Considering A Dram Shop Case Against Deol Bar II At Culebra Alamo Ranch? Here's What You Need To Know
For three decades, I've been holding bars accountable for over-serving alcohol. In the hundreds of cases I've handled, I've seen just how widespread irresponsible alcohol service is, as well as the tragedies that often follow in its wake. While people might see or hear about drunk driving accidents from time to time, rarely do they hear about the role that reckless bars play in those accidents. In order to draw more attention to this issue, I dedicate a portion of my time to investigating the Texas Alcoholic Beverage Commission's complaint records and reporting my findings here on my website. If you believe you may have a dram shop claim, please call my office at (855) 326-0000.
Deol Bar II At Culebra Alamo Ranch is located in San Antonio, Texas. In recent years, it has attracted the attention of the TABC due to numerous allegations of liquor law violations. Between 2019 and 2020 alone, authorities conducted no fewer than seven investigations into the bar's alcohol service practices.
In my experience, it's uncommon for a bar without a history of run-ins with the TABC to end up on the hook for contributing to a wrongful death or injury. Virtually every bar I have ever sued was already on the authorities' radar. That's why I pay close attention to bars with several recent complaints against them. The more investigations a bar has had, the greater my concern is that it could one day contribute to an accident.
Note: Investigations are not proof of wrongdoing. However, if authorities investigate and fail to find evidence of a violation, it doesn't necessarily mean an establishment is innocent, either. The purpose of this article is simply to relay publicly-available information about incidents where the TABC has investigated Deol Bar II At Culebra Alamo Ranch for possible criminal or administrative violations.
TABC Investigations of Deol Bar II At Culebra Alamo Ranch Between 2019 and 2020
San Antonio - 11804 Culebra Road Suite 101
On 02/27/2019, a concerned citizen filed a complaint with the TABC, alleging that the bar sold alcohol to drunk person and permitted the possession of drugs on the premises.
Authorities looked into the matter shortly thereafter. For most liquor law violations, the TABC requires either video footage of the incident or eyewitness testimony from one of its agents in order to take action. Having neither in this investigation, authorities decided to close the case on 04/17/2019.

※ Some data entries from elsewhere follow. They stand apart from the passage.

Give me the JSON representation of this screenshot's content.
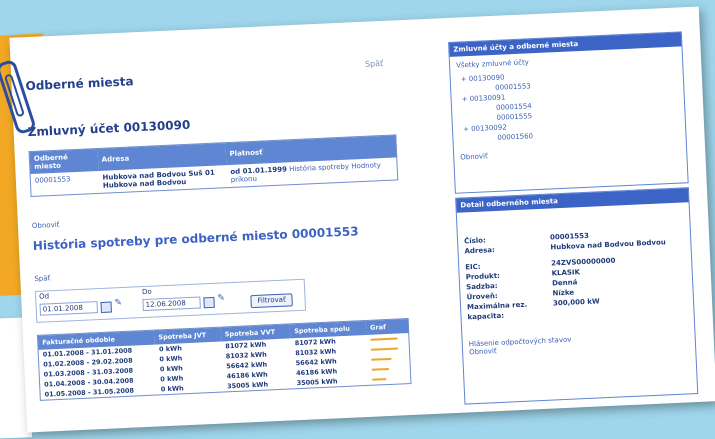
{
  "page": {
    "title": "Odberné miesta",
    "back_link": "Späť",
    "account_title": "Zmluvný účet 00130090"
  },
  "places_table": {
    "headers": [
      "Odberné miesto",
      "Adresa",
      "Platnosť"
    ],
    "rows": [
      {
        "id": "00001553",
        "address": "Hubkova nad Bodvou Suš 01 Hubkova nad Bodvou",
        "validity": "od 01.01.1999",
        "links": "História spotreby Hodnoty príkonu"
      }
    ]
  },
  "zobrazit_link": "Obnoviť",
  "history": {
    "title": "História spotreby pre odberné miesto 00001553",
    "back": "Späť",
    "from_label": "Od",
    "to_label": "Do",
    "from_value": "01.01.2008",
    "to_value": "12.06.2008",
    "filter_button": "Filtrovať",
    "headers": [
      "Fakturačné obdobie",
      "Spotreba JVT",
      "Spotreba VVT",
      "Spotreba spolu",
      "Graf"
    ],
    "rows": [
      {
        "period": "01.01.2008 - 31.01.2008",
        "jvt": "0 kWh",
        "vvt": "81072 kWh",
        "total": "81072 kWh",
        "bar": 0.9
      },
      {
        "period": "01.02.2008 - 29.02.2008",
        "jvt": "0 kWh",
        "vvt": "81032 kWh",
        "total": "81032 kWh",
        "bar": 0.9
      },
      {
        "period": "01.03.2008 - 31.03.2008",
        "jvt": "0 kWh",
        "vvt": "56642 kWh",
        "total": "56642 kWh",
        "bar": 0.65
      },
      {
        "period": "01.04.2008 - 30.04.2008",
        "jvt": "0 kWh",
        "vvt": "46186 kWh",
        "total": "46186 kWh",
        "bar": 0.55
      },
      {
        "period": "01.05.2008 - 31.05.2008",
        "jvt": "0 kWh",
        "vvt": "35005 kWh",
        "total": "35005 kWh",
        "bar": 0.45
      }
    ]
  },
  "tree_panel": {
    "title": "Zmluvné účty a odberné miesta",
    "intro": "Všetky zmluvné účty",
    "items": [
      "00130090",
      "00001553",
      "00130091",
      "00001554",
      "00001555",
      "00130092",
      "00001560"
    ],
    "link": "Obnoviť"
  },
  "detail_panel": {
    "title": "Detail odberného miesta",
    "fields": [
      {
        "k": "Číslo:",
        "v": "00001553"
      },
      {
        "k": "Adresa:",
        "v": "Hubkova nad Bodvou Bodvou"
      },
      {
        "k": "EIC:",
        "v": "24ZVS00000000"
      },
      {
        "k": "Produkt:",
        "v": "KLASIK"
      },
      {
        "k": "Sadzba:",
        "v": "Denná"
      },
      {
        "k": "Úroveň:",
        "v": "Nízke"
      },
      {
        "k": "Maximálna rez. kapacita:",
        "v": "300,000 kW"
      }
    ],
    "link1": "Hlásenie odpočtových stavov",
    "link2": "Obnoviť"
  }
}
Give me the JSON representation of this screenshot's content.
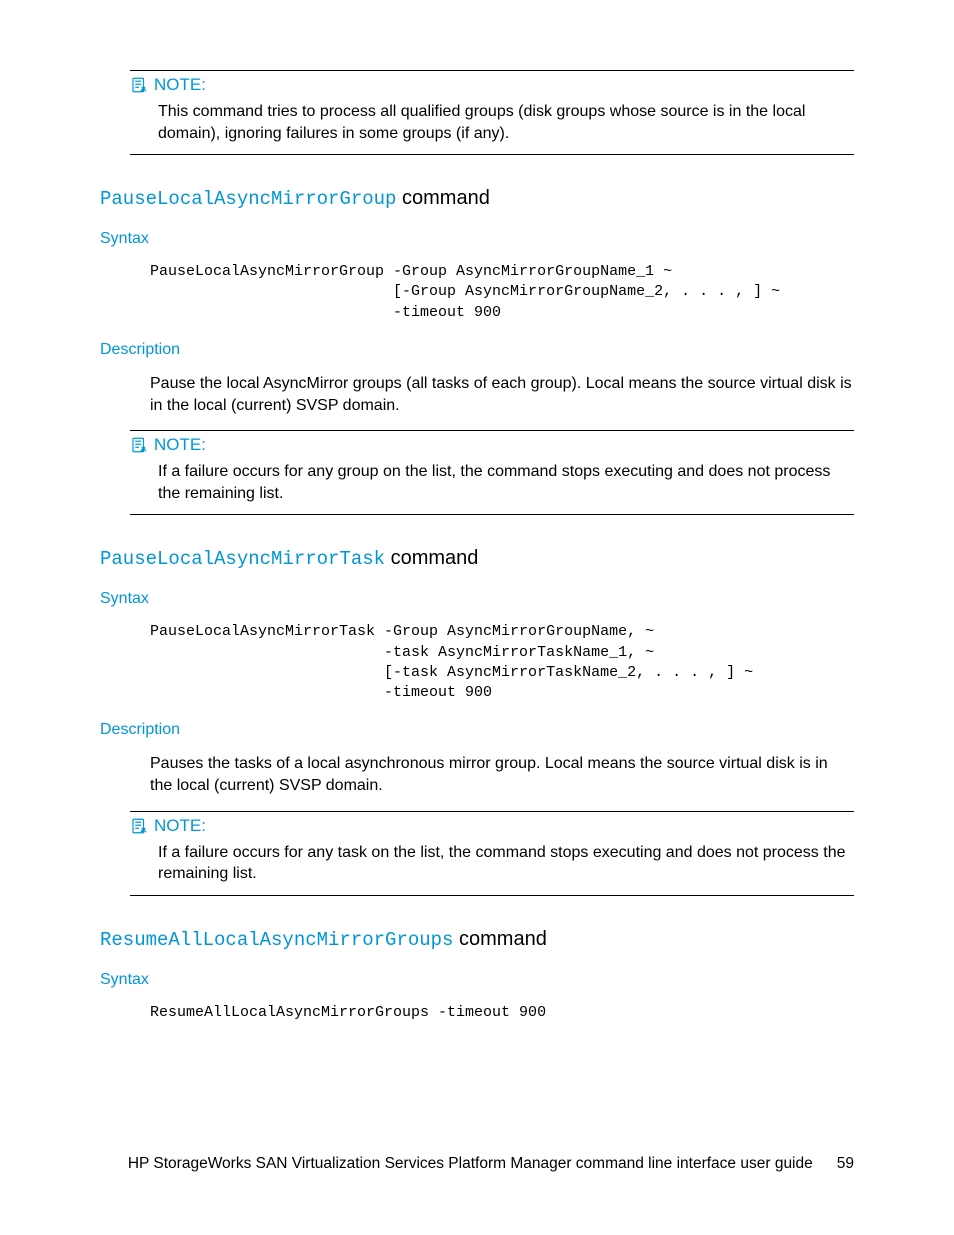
{
  "notes_label": "NOTE:",
  "note1": {
    "body": "This command tries to process all qualified groups (disk groups whose source is in the local domain), ignoring failures in some groups (if any)."
  },
  "section1": {
    "cmd": "PauseLocalAsyncMirrorGroup",
    "suffix": " command",
    "syntax_label": "Syntax",
    "syntax_code": "PauseLocalAsyncMirrorGroup -Group AsyncMirrorGroupName_1 ~\n                           [-Group AsyncMirrorGroupName_2, . . . , ] ~\n                           -timeout 900",
    "desc_label": "Description",
    "desc_body": "Pause the local AsyncMirror groups (all tasks of each group). Local means the source virtual disk is in the local (current) SVSP domain.",
    "note_body": "If a failure occurs for any group on the list, the command stops executing and does not process the remaining list."
  },
  "section2": {
    "cmd": "PauseLocalAsyncMirrorTask",
    "suffix": " command",
    "syntax_label": "Syntax",
    "syntax_code": "PauseLocalAsyncMirrorTask -Group AsyncMirrorGroupName, ~\n                          -task AsyncMirrorTaskName_1, ~\n                          [-task AsyncMirrorTaskName_2, . . . , ] ~\n                          -timeout 900",
    "desc_label": "Description",
    "desc_body": "Pauses the tasks of a local asynchronous mirror group. Local means the source virtual disk is in the local (current) SVSP domain.",
    "note_body": "If a failure occurs for any task on the list, the command stops executing and does not process the remaining list."
  },
  "section3": {
    "cmd": "ResumeAllLocalAsyncMirrorGroups",
    "suffix": " command",
    "syntax_label": "Syntax",
    "syntax_code": "ResumeAllLocalAsyncMirrorGroups -timeout 900"
  },
  "footer": {
    "title": "HP StorageWorks SAN Virtualization Services Platform Manager command line interface user guide",
    "page": "59"
  }
}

A member of the San Antonio community reached out to the TABC on 05/10/2019, claiming that the bar sold alcohol to an intoxicated person.
The ensuing investigation found evidence that the bar failed to report a breach of the peace (typically a fight), which authorities classified as an administrative violation. After issuing a written warning, the TABC closed the case on 06/07/2019.
Law enforcement contacted the TABC on 08/23/2019, alleging that the bar sold alcohol to a drunk person and that a breach of the peace occurred.
While investigators were not able to uncover any evidence to support the initial allegations, they were able to determine that the bar allowed a minor to possess or consume alcohol, which they classified as a criminal violation. After deciding not to hand down any punishment, the TABC closed the case on 10/15/2019.
A second law enforcement complaint, filed on 10/04/2019, claimed that a breach of the peace occurred.
The investigation that followed was able to confirm the allegation, which authorities classified as an administrative violation. After handing down an unspecified penalty, the TABC closed the case on 12/03/2019.
The TABC received another law enforcement complaint on 10/16/2019, alleging that the bar sold alcohol to a drunk person and allowed the possession of drugs on the premises.
As mentioned in the previous investigation summary, the TABC relies heavily on video footage to back up most claims of wrongdoing. Since authorities had no such evidence in this investigation, they could not take any action, leading to their decision to close the case on 12/17/2019.
A citizen complaint, filed on 02/01/2020, brought the TABC back to investigate allegations that staff was drinking on the job, sold alcohol to both a minor and an intoxicated person, and that a breach of the peace occurred.
The subsequent investigation found evidence that the bar sold alcohol to an intoxicated person, which authorities classified as both a criminal and administrative violation. Investigators also found evidence of public intoxication, which they classified as a criminal violation. After deciding not to hand down any punishment, the TABC closed the case without further action on 03/27/2020.
Law enforcement filed a complaint with the TABC on 03/03/2020, alleging that the bar sold alcohol to a drunk person and that a breach of the peace occurred.
TABC agents looked into the matter and found evidence that the bar sold alcohol to a drunk customer (classified as both a criminal and administrative violation) in addition to one count of public intoxication (a criminal violation). After deciding not to hand down any punishment, the TABC closed the case on 04/28/2020.
Texas Law Says Accident Victims Can Sue Bad Bars
If you would like to learn more about Texas dram shop law (i.e. lawsuits against bars who play a role in injurious or fatal accidents), please visit our Texas Dram Shop Law Info Page.